After doing the same thing to the other larger pot (this time with the same light yellow I used on our front door), I put both vessels up on a shelf for a few days to dry completely. Once the paint was set, I took the pair down to investigate my progress. The high quality wall paint was rock solid against the pot walls, but all that stamping left the bottom edges a little ragged…Thankfully, it was nothing a few gentle swipes with a razor blade couldn’t clean up.
Once that requisite clean up phase was complete, I set my pots back to take a good, hard, critical look at the new dipped finish. LOVED the colors. HATED the uneven dip. In typical fashion, my impatience to get more color left me with a less-than-perfect application.
Luckily, this tiny little project was HARDLY worth beating myself up over, so I simply smiled, shrugged and added a few extra steps to rectify the situation. My new plan of action was to carefully (CAREFULLY) tape up a new rip around the middle of both pots so that a fresh coat of spray paint would cover up the wobbly line. I first drew two lines going around the middle and then traced them with masking tape to mark the perimeters for my spray paint. Afterwards, I used even more tape and a couple of plastic grocery bags to cover the rest of the pots plus the insides for protection against the spray (not pictured).
A couple quick coats of metallic gold paint later and removal of alllllllll that masking tape, and this duo was ready for display. Because it’s still a bit too cold for my succulents to live outdoors, I’m keeping them inside on our bar cart temporarily. I look forward to setting them outside come spring though, where our back deck can benefit from the spiffy new colors and (happily unplanned) gold shine.
Sure, you can still see that waving edge beneath the gold paint, but I actually really LIKE the texture it gives the pots. I think perfection is highly overrated, and ultimately adore my new “dipped” planters.

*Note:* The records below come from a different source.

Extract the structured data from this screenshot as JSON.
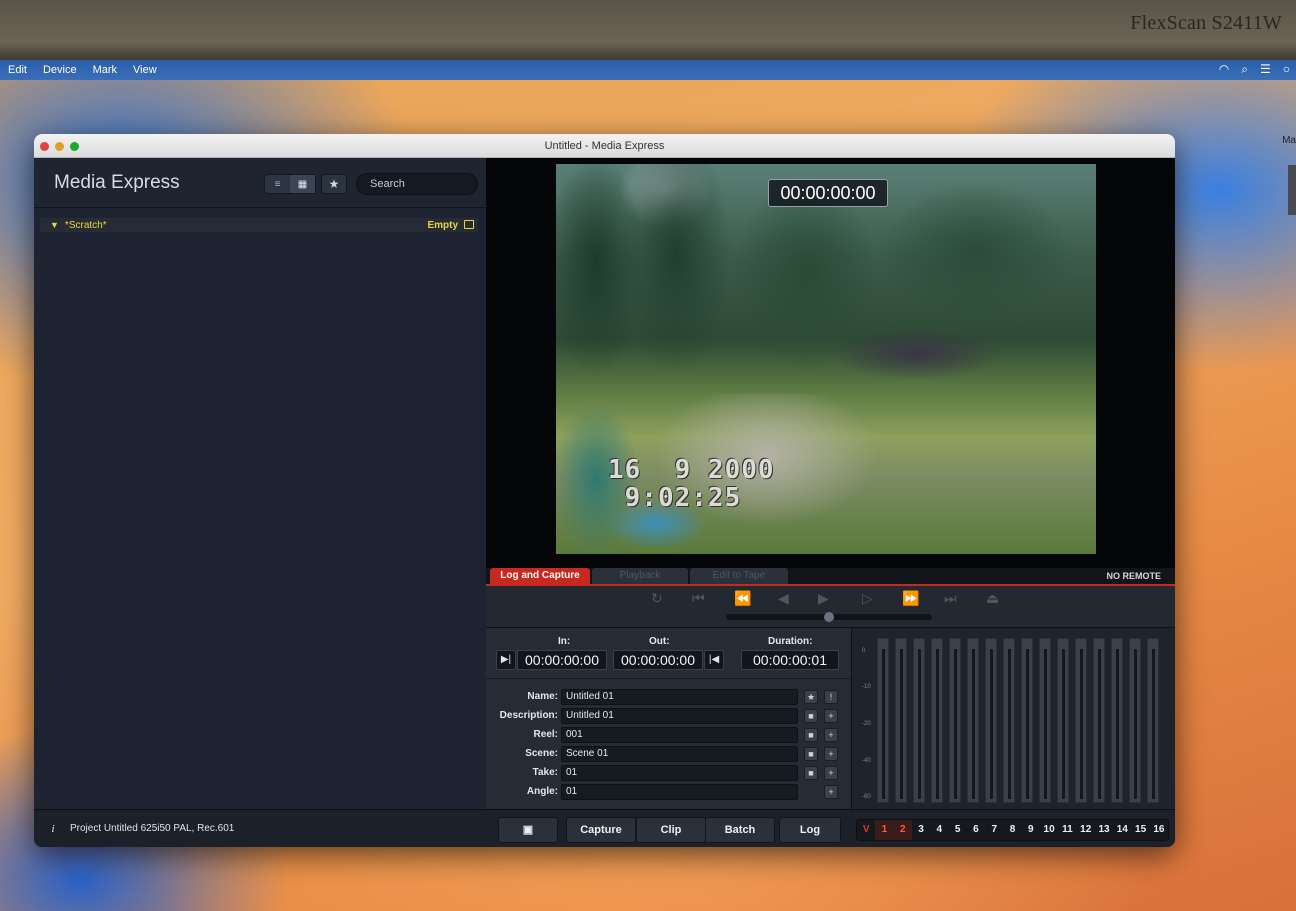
{
  "monitor": {
    "label": "FlexScan S2411W"
  },
  "menubar": {
    "items": [
      "Edit",
      "Device",
      "Mark",
      "View"
    ]
  },
  "desktop": {
    "side_text": "Ma"
  },
  "window": {
    "title": "Untitled - Media Express",
    "app_title": "Media Express",
    "search_placeholder": "Search",
    "bin": {
      "name": "*Scratch*",
      "status": "Empty"
    }
  },
  "video": {
    "timecode": "00:00:00:00",
    "burned_in_date": "16  9 2000",
    "burned_in_time": " 9:02:25"
  },
  "tabs": {
    "log_capture": "Log and Capture",
    "playback": "Playback",
    "edit_to_tape": "Edit to Tape",
    "remote_status": "NO REMOTE"
  },
  "log": {
    "in_label": "In:",
    "out_label": "Out:",
    "duration_label": "Duration:",
    "in_value": "00:00:00:00",
    "out_value": "00:00:00:00",
    "duration_value": "00:00:00:01",
    "fields": [
      {
        "label": "Name:",
        "value": "Untitled 01"
      },
      {
        "label": "Description:",
        "value": "Untitled 01"
      },
      {
        "label": "Reel:",
        "value": "001"
      },
      {
        "label": "Scene:",
        "value": "Scene 01"
      },
      {
        "label": "Take:",
        "value": "01"
      },
      {
        "label": "Angle:",
        "value": "01"
      }
    ]
  },
  "meters": {
    "scale": [
      "0",
      "-10",
      "-20",
      "-40",
      "-60"
    ]
  },
  "bottom": {
    "project": "Project Untitled  625i50 PAL, Rec.601",
    "capture": "Capture",
    "clip": "Clip",
    "batch": "Batch",
    "log": "Log",
    "channels": [
      "V",
      "1",
      "2",
      "3",
      "4",
      "5",
      "6",
      "7",
      "8",
      "9",
      "10",
      "11",
      "12",
      "13",
      "14",
      "15",
      "16"
    ]
  },
  "colors": {
    "accent": "#c7281f",
    "bin_text": "#e8d640"
  },
  "icons": [
    "wifi-icon",
    "search-icon",
    "control-center-icon",
    "list-view-icon",
    "grid-view-icon",
    "star-icon",
    "folder-icon",
    "camera-icon",
    "info-icon"
  ]
}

Have you ever dip painted or dyed anything? I’d love to see your finished product!